Sustainability Champion: Chris Hobbs
Cover Image: Beach Cleanup- Chris helping out at Surfrider Oahu park cleanup at Ala Moana Beach Park, Honolulu.
Image: Chris rock climbing.
Who are you, what do you do at Bishop Museum, and how did you get here?
My name is Christopher Hobbs and I’m the Curator of Sustainability at Bishop Museum. I’m originally from southeast London, UK, and completed my BSc and PhD in conservation genetics at Canterbury Christ Church University. I came to Bishop Museum in 2019 as a postdoctoral researcher in the Pacific Center for Molecular Biodiversity, researching endangered Hawaiian land snails and their genetics. After getting involved in our amazing Sustainability Hui at the end of 2020, I was promoted to Curator of Sustainability in July, 2021.
Why is sustainability important to you at Bishop Museum, in Hawaiʻi, and globally?

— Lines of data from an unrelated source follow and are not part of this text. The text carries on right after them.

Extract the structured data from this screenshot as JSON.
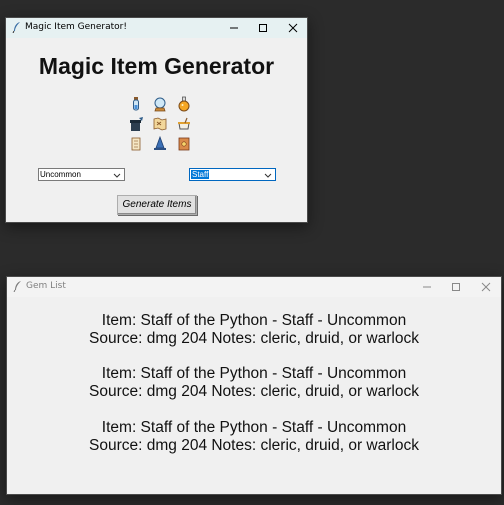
{
  "generator_window": {
    "title": "Magic Item Generator!",
    "heading": "Magic Item Generator",
    "icons": [
      "potion-vial-icon",
      "crystal-ball-icon",
      "flask-icon",
      "hat-scroll-icon",
      "map-icon",
      "cauldron-icon",
      "scroll-icon",
      "wizard-hat-icon",
      "spellbook-icon"
    ],
    "rarity_select": {
      "value": "Uncommon"
    },
    "type_select": {
      "value": "Staff"
    },
    "generate_button": "Generate Items"
  },
  "gem_window": {
    "title": "Gem List",
    "entries": [
      {
        "line1": "Item: Staff of the Python - Staff - Uncommon",
        "line2": "Source: dmg 204 Notes: cleric, druid, or warlock"
      },
      {
        "line1": "Item: Staff of the Python - Staff - Uncommon",
        "line2": "Source: dmg 204 Notes: cleric, druid, or warlock"
      },
      {
        "line1": "Item: Staff of the Python - Staff - Uncommon",
        "line2": "Source: dmg 204 Notes: cleric, druid, or warlock"
      }
    ]
  },
  "colors": {
    "desktop": "#2b2b2b",
    "window_bg": "#f0f0f0",
    "selection": "#0078d7"
  }
}
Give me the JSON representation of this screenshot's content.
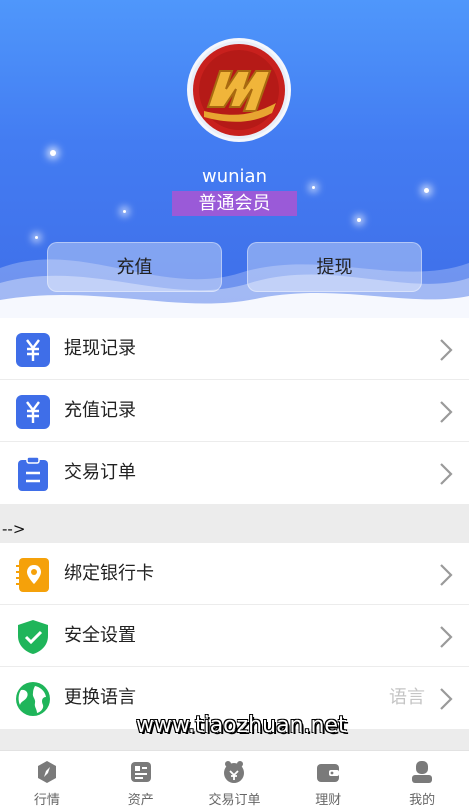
{
  "profile": {
    "username": "wunian",
    "level": "普通会员"
  },
  "header_buttons": {
    "recharge": "充值",
    "withdraw": "提现"
  },
  "menu_group_1": [
    {
      "label": "提现记录",
      "icon": "yuan-icon"
    },
    {
      "label": "充值记录",
      "icon": "yuan-icon"
    },
    {
      "label": "交易订单",
      "icon": "clipboard-icon"
    }
  ],
  "stray_text": "-->",
  "menu_group_2": [
    {
      "label": "绑定银行卡",
      "icon": "bank-card-icon"
    },
    {
      "label": "安全设置",
      "icon": "shield-check-icon"
    },
    {
      "label": "更换语言",
      "icon": "globe-icon",
      "hint": "语言"
    }
  ],
  "watermark": "www.tiaozhuan.net",
  "tabbar": [
    {
      "label": "行情",
      "icon": "market-icon"
    },
    {
      "label": "资产",
      "icon": "assets-icon"
    },
    {
      "label": "交易订单",
      "icon": "orders-icon"
    },
    {
      "label": "理财",
      "icon": "wallet-icon"
    },
    {
      "label": "我的",
      "icon": "profile-icon"
    }
  ],
  "colors": {
    "accent_blue": "#3f6ee8",
    "level_badge": "#9a5ad8",
    "orange": "#f5a10a",
    "green": "#1fb55a"
  }
}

For me, sustainability is one of the most important things in our society right now, especially in Hawaiʻi. As an island community, weʻre going to be one of the first to feel the effects of climate change, with rising temperatures and sea levels, so we need to take it seriously.
Sustainability in Hawaiʻi is so unique as this concept is so deeply rooted in Hawaiian culture, with shared values of mālama (care) and kuleana (responsibility) being key. I’m particularly fond of the Hawaiian proverb “He aliʻi ka ʻāina; he kauā ke kanaka—The land is chief; man is its servant.” I like to interpret this as “the land doesn’t need us, but we sure as heck need the land, so let’s take care of it!”
Being able to bring our community together, align all of the work we do with sustainability at Bishop Museum with local and global frameworks, such as the Aloha+ Challenge and the UN Sustainability Development Goals so we can move forward as a unified force, is central to our sustainability efforts at the museum.
Image: Chris Hobbs and Donnette Tuisano, recipients of the National Informal STEM Education Network Sustainability Fellowship 2021/2022.
What sustainability projects have you been working on at Bishop Museum?
As Curator of Sustainability, I manage and coordinate all sustainability initiatives at Bishop Museum. Two of my key projects have been managing the work done under our recent Frankenthaler Climate Initiative implementation grant, and our National Informal STEM Education (NISE) Network Sustainability Fellowship.
In September 2021 we were awarded a $100,000 implementation grant by the Frankenthaler Climate Initiative to replace louver windows next to collection space in our Pauahi building. These windows will help us be much more energy efficient in this building by keeping air-conditioned air in, while also keeping pests out! We’re looking to complete this project in early 2022.
For our NISE Fellowship, I’ve been working with one of our amazing museum educators, Donnette Tuisano, to develop an educational program around the food trees we have on campus, with focus on ʻulu (breadfruit) and manakō (mango). This program will explore the cultural importance and history of these trees, their biological information, and ways to prepare and cook them. Keep an eye on our webpages about this next year, we’ll be looking to get as many recipes put together from our community to share with guests!
Image: Sustainability Hui- Chris and the rest of the Bishop Museum Sustainability Hui at a virtual meeting.
What do you enjoy outside of work?
When I’m not at work I can be found out in the waves for a dawn patrol surf, hanging upside down in the rock-climbing gym, or helping out in the community. I learned to surf here in Hawaiʻi shortly after arriving on Oʻahu, and am often found at Tonggs surf break with the rest of the Bishop Museum Surf Crew. I love to boulder and rock climb; I find it to be like an incredibly physical puzzle, trying to find a way up the wall. I also like to help out on various clean-ups around Oʻahu where I can, working with many of our sustainability partners, such as Surfrider Oahu and Sustainable Coastlines Hawaii. I find it incredibly rewarding and a great opportunity to give back to the island that’s taken me in and care for our environment alongside so many other awesome people.